(Beginning of Data supplied)

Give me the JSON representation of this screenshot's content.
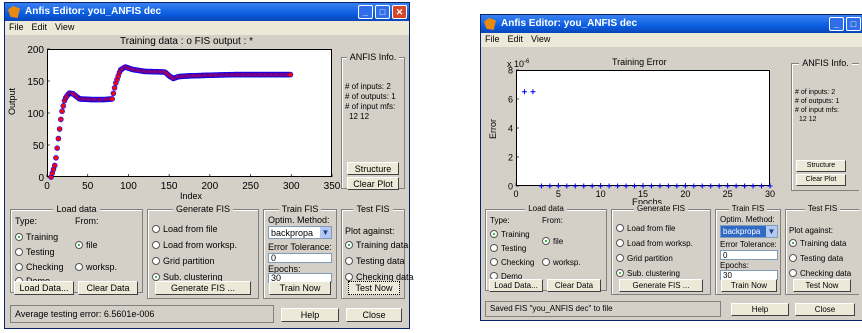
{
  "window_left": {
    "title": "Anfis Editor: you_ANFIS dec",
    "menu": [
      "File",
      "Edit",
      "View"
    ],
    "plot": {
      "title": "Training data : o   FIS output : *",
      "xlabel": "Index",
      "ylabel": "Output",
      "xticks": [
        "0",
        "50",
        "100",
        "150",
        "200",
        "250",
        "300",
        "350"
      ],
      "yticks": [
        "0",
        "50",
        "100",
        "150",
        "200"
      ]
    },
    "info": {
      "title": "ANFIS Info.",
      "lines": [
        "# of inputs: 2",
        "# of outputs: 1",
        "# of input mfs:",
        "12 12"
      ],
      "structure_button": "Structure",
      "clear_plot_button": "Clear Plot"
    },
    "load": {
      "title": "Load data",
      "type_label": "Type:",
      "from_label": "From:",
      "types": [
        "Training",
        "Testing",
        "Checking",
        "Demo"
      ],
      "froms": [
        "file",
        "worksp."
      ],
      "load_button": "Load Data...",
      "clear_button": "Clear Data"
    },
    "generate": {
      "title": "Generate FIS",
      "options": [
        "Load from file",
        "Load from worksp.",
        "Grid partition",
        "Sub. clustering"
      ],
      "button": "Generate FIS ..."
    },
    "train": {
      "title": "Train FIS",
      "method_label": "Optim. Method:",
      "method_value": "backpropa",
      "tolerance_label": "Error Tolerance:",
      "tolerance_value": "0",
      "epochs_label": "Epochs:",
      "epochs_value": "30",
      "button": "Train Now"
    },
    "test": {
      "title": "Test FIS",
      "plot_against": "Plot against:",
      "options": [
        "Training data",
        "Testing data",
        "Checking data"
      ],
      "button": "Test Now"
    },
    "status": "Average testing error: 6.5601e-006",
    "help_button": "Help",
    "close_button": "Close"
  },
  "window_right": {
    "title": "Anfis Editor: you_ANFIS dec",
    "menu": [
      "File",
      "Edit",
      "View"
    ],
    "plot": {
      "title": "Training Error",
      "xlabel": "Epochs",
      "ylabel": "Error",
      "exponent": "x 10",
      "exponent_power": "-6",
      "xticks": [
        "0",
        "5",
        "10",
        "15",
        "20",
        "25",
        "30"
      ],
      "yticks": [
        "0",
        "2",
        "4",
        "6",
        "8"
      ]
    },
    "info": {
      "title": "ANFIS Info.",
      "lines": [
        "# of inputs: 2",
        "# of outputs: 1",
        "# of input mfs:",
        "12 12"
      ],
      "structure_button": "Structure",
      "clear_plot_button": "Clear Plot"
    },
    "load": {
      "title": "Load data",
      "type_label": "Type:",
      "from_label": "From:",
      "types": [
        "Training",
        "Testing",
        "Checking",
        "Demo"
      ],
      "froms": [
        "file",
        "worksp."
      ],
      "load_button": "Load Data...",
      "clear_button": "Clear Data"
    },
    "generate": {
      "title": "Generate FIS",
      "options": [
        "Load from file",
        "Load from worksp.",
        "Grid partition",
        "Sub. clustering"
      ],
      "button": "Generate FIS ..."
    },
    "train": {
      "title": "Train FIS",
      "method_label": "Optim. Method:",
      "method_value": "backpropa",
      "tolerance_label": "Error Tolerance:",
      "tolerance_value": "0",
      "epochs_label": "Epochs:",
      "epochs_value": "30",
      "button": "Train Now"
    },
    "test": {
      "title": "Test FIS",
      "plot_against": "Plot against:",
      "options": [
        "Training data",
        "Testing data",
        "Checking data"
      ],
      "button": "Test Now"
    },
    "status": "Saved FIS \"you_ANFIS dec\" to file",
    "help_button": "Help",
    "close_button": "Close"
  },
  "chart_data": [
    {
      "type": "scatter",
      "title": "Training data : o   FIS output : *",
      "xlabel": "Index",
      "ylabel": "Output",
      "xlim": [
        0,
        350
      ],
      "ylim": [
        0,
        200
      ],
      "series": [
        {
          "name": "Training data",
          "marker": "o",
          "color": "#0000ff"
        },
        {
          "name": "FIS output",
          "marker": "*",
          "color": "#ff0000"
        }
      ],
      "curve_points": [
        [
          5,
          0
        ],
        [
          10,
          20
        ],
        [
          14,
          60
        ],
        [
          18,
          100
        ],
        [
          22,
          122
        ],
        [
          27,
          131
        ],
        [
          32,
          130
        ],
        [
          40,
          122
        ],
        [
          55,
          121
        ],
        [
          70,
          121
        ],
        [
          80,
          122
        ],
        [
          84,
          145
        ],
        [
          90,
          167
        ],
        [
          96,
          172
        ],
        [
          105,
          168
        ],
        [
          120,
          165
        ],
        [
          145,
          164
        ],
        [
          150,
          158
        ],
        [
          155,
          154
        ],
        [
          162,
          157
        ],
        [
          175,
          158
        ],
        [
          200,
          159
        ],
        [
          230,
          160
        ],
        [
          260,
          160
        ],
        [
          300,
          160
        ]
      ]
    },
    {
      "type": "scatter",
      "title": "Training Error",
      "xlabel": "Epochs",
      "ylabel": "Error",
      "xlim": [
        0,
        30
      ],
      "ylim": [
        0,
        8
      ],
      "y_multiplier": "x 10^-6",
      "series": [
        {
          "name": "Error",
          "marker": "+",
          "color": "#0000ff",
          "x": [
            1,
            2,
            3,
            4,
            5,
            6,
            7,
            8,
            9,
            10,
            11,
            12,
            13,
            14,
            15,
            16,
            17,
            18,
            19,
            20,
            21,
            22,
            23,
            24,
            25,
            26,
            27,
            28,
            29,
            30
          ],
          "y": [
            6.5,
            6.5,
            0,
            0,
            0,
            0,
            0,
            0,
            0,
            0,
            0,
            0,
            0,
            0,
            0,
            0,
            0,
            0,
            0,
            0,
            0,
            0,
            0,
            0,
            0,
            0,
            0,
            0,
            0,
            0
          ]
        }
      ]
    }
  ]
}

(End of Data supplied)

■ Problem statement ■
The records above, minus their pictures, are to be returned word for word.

■ Answer to this problem ■
Give me the JSON representation of this screenshot's content.
{
  "window_left": {
    "title": "Anfis Editor: you_ANFIS dec",
    "menu": [
      "File",
      "Edit",
      "View"
    ],
    "plot": {
      "title": "Training data : o   FIS output : *",
      "xlabel": "Index",
      "ylabel": "Output",
      "xticks": [
        "0",
        "50",
        "100",
        "150",
        "200",
        "250",
        "300",
        "350"
      ],
      "yticks": [
        "0",
        "50",
        "100",
        "150",
        "200"
      ]
    },
    "info": {
      "title": "ANFIS Info.",
      "lines": [
        "# of inputs: 2",
        "# of outputs: 1",
        "# of input mfs:",
        "12 12"
      ],
      "structure_button": "Structure",
      "clear_plot_button": "Clear Plot"
    },
    "load": {
      "title": "Load data",
      "type_label": "Type:",
      "from_label": "From:",
      "types": [
        "Training",
        "Testing",
        "Checking",
        "Demo"
      ],
      "froms": [
        "file",
        "worksp."
      ],
      "load_button": "Load Data...",
      "clear_button": "Clear Data"
    },
    "generate": {
      "title": "Generate FIS",
      "options": [
        "Load from file",
        "Load from worksp.",
        "Grid partition",
        "Sub. clustering"
      ],
      "button": "Generate FIS ..."
    },
    "train": {
      "title": "Train FIS",
      "method_label": "Optim. Method:",
      "method_value": "backpropa",
      "tolerance_label": "Error Tolerance:",
      "tolerance_value": "0",
      "epochs_label": "Epochs:",
      "epochs_value": "30",
      "button": "Train Now"
    },
    "test": {
      "title": "Test FIS",
      "plot_against": "Plot against:",
      "options": [
        "Training data",
        "Testing data",
        "Checking data"
      ],
      "button": "Test Now"
    },
    "status": "Average testing error: 6.5601e-006",
    "help_button": "Help",
    "close_button": "Close"
  },
  "window_right": {
    "title": "Anfis Editor: you_ANFIS dec",
    "menu": [
      "File",
      "Edit",
      "View"
    ],
    "plot": {
      "title": "Training Error",
      "xlabel": "Epochs",
      "ylabel": "Error",
      "exponent": "x 10",
      "exponent_power": "-6",
      "xticks": [
        "0",
        "5",
        "10",
        "15",
        "20",
        "25",
        "30"
      ],
      "yticks": [
        "0",
        "2",
        "4",
        "6",
        "8"
      ]
    },
    "info": {
      "title": "ANFIS Info.",
      "lines": [
        "# of inputs: 2",
        "# of outputs: 1",
        "# of input mfs:",
        "12 12"
      ],
      "structure_button": "Structure",
      "clear_plot_button": "Clear Plot"
    },
    "load": {
      "title": "Load data",
      "type_label": "Type:",
      "from_label": "From:",
      "types": [
        "Training",
        "Testing",
        "Checking",
        "Demo"
      ],
      "froms": [
        "file",
        "worksp."
      ],
      "load_button": "Load Data...",
      "clear_button": "Clear Data"
    },
    "generate": {
      "title": "Generate FIS",
      "options": [
        "Load from file",
        "Load from worksp.",
        "Grid partition",
        "Sub. clustering"
      ],
      "button": "Generate FIS ..."
    },
    "train": {
      "title": "Train FIS",
      "method_label": "Optim. Method:",
      "method_value": "backpropa",
      "tolerance_label": "Error Tolerance:",
      "tolerance_value": "0",
      "epochs_label": "Epochs:",
      "epochs_value": "30",
      "button": "Train Now"
    },
    "test": {
      "title": "Test FIS",
      "plot_against": "Plot against:",
      "options": [
        "Training data",
        "Testing data",
        "Checking data"
      ],
      "button": "Test Now"
    },
    "status": "Saved FIS \"you_ANFIS dec\" to file",
    "help_button": "Help",
    "close_button": "Close"
  },
  "chart_data": [
    {
      "type": "scatter",
      "title": "Training data : o   FIS output : *",
      "xlabel": "Index",
      "ylabel": "Output",
      "xlim": [
        0,
        350
      ],
      "ylim": [
        0,
        200
      ],
      "series": [
        {
          "name": "Training data",
          "marker": "o",
          "color": "#0000ff"
        },
        {
          "name": "FIS output",
          "marker": "*",
          "color": "#ff0000"
        }
      ],
      "curve_points": [
        [
          5,
          0
        ],
        [
          10,
          20
        ],
        [
          14,
          60
        ],
        [
          18,
          100
        ],
        [
          22,
          122
        ],
        [
          27,
          131
        ],
        [
          32,
          130
        ],
        [
          40,
          122
        ],
        [
          55,
          121
        ],
        [
          70,
          121
        ],
        [
          80,
          122
        ],
        [
          84,
          145
        ],
        [
          90,
          167
        ],
        [
          96,
          172
        ],
        [
          105,
          168
        ],
        [
          120,
          165
        ],
        [
          145,
          164
        ],
        [
          150,
          158
        ],
        [
          155,
          154
        ],
        [
          162,
          157
        ],
        [
          175,
          158
        ],
        [
          200,
          159
        ],
        [
          230,
          160
        ],
        [
          260,
          160
        ],
        [
          300,
          160
        ]
      ]
    },
    {
      "type": "scatter",
      "title": "Training Error",
      "xlabel": "Epochs",
      "ylabel": "Error",
      "xlim": [
        0,
        30
      ],
      "ylim": [
        0,
        8
      ],
      "y_multiplier": "x 10^-6",
      "series": [
        {
          "name": "Error",
          "marker": "+",
          "color": "#0000ff",
          "x": [
            1,
            2,
            3,
            4,
            5,
            6,
            7,
            8,
            9,
            10,
            11,
            12,
            13,
            14,
            15,
            16,
            17,
            18,
            19,
            20,
            21,
            22,
            23,
            24,
            25,
            26,
            27,
            28,
            29,
            30
          ],
          "y": [
            6.5,
            6.5,
            0,
            0,
            0,
            0,
            0,
            0,
            0,
            0,
            0,
            0,
            0,
            0,
            0,
            0,
            0,
            0,
            0,
            0,
            0,
            0,
            0,
            0,
            0,
            0,
            0,
            0,
            0,
            0
          ]
        }
      ]
    }
  ]
}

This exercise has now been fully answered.